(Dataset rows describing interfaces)

__________

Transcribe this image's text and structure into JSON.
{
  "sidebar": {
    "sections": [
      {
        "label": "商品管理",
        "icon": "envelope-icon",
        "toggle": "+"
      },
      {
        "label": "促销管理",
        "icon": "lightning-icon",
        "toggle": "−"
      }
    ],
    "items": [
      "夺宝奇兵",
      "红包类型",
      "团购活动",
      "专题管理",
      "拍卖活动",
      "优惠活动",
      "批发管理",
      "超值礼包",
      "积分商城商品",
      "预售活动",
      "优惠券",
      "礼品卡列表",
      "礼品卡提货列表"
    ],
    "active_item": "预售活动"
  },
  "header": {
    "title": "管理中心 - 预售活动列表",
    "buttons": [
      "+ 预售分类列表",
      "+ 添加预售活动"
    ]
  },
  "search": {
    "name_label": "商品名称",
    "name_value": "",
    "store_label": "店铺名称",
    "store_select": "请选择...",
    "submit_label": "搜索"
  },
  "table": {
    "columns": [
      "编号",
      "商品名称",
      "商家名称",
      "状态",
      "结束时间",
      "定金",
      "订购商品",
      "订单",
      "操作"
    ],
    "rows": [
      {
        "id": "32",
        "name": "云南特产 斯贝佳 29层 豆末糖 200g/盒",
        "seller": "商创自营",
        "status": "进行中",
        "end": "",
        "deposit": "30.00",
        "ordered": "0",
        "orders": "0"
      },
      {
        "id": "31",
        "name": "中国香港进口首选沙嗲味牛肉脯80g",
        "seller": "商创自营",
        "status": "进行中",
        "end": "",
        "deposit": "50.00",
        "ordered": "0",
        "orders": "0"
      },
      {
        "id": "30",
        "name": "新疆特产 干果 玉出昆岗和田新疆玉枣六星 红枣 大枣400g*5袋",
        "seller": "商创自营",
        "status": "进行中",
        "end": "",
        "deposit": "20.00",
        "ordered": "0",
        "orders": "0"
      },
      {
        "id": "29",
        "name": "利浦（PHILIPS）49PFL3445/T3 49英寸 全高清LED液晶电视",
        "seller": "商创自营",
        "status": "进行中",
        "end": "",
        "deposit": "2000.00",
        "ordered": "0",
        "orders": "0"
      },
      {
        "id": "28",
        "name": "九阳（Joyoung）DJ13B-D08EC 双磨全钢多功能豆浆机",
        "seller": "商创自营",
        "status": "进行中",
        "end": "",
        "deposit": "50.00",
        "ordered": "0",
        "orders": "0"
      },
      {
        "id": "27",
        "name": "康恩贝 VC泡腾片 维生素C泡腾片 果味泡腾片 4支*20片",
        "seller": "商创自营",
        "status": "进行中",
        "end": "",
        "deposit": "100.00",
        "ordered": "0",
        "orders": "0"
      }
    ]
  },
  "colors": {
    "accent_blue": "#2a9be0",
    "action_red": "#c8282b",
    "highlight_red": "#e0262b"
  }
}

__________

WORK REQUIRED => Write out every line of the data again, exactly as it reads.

RESULT OF THE EXERCISE =>
Transcribe this image's text and structure into JSON.
{
  "sidebar": {
    "sections": [
      {
        "label": "商品管理",
        "icon": "envelope-icon",
        "toggle": "+"
      },
      {
        "label": "促销管理",
        "icon": "lightning-icon",
        "toggle": "−"
      }
    ],
    "items": [
      "夺宝奇兵",
      "红包类型",
      "团购活动",
      "专题管理",
      "拍卖活动",
      "优惠活动",
      "批发管理",
      "超值礼包",
      "积分商城商品",
      "预售活动",
      "优惠券",
      "礼品卡列表",
      "礼品卡提货列表"
    ],
    "active_item": "预售活动"
  },
  "header": {
    "title": "管理中心 - 预售活动列表",
    "buttons": [
      "+ 预售分类列表",
      "+ 添加预售活动"
    ]
  },
  "search": {
    "name_label": "商品名称",
    "name_value": "",
    "store_label": "店铺名称",
    "store_select": "请选择...",
    "submit_label": "搜索"
  },
  "table": {
    "columns": [
      "编号",
      "商品名称",
      "商家名称",
      "状态",
      "结束时间",
      "定金",
      "订购商品",
      "订单",
      "操作"
    ],
    "rows": [
      {
        "id": "32",
        "name": "云南特产 斯贝佳 29层 豆末糖 200g/盒",
        "seller": "商创自营",
        "status": "进行中",
        "end": "",
        "deposit": "30.00",
        "ordered": "0",
        "orders": "0"
      },
      {
        "id": "31",
        "name": "中国香港进口首选沙嗲味牛肉脯80g",
        "seller": "商创自营",
        "status": "进行中",
        "end": "",
        "deposit": "50.00",
        "ordered": "0",
        "orders": "0"
      },
      {
        "id": "30",
        "name": "新疆特产 干果 玉出昆岗和田新疆玉枣六星 红枣 大枣400g*5袋",
        "seller": "商创自营",
        "status": "进行中",
        "end": "",
        "deposit": "20.00",
        "ordered": "0",
        "orders": "0"
      },
      {
        "id": "29",
        "name": "利浦（PHILIPS）49PFL3445/T3 49英寸 全高清LED液晶电视",
        "seller": "商创自营",
        "status": "进行中",
        "end": "",
        "deposit": "2000.00",
        "ordered": "0",
        "orders": "0"
      },
      {
        "id": "28",
        "name": "九阳（Joyoung）DJ13B-D08EC 双磨全钢多功能豆浆机",
        "seller": "商创自营",
        "status": "进行中",
        "end": "",
        "deposit": "50.00",
        "ordered": "0",
        "orders": "0"
      },
      {
        "id": "27",
        "name": "康恩贝 VC泡腾片 维生素C泡腾片 果味泡腾片 4支*20片",
        "seller": "商创自营",
        "status": "进行中",
        "end": "",
        "deposit": "100.00",
        "ordered": "0",
        "orders": "0"
      }
    ]
  },
  "colors": {
    "accent_blue": "#2a9be0",
    "action_red": "#c8282b",
    "highlight_red": "#e0262b"
  }
}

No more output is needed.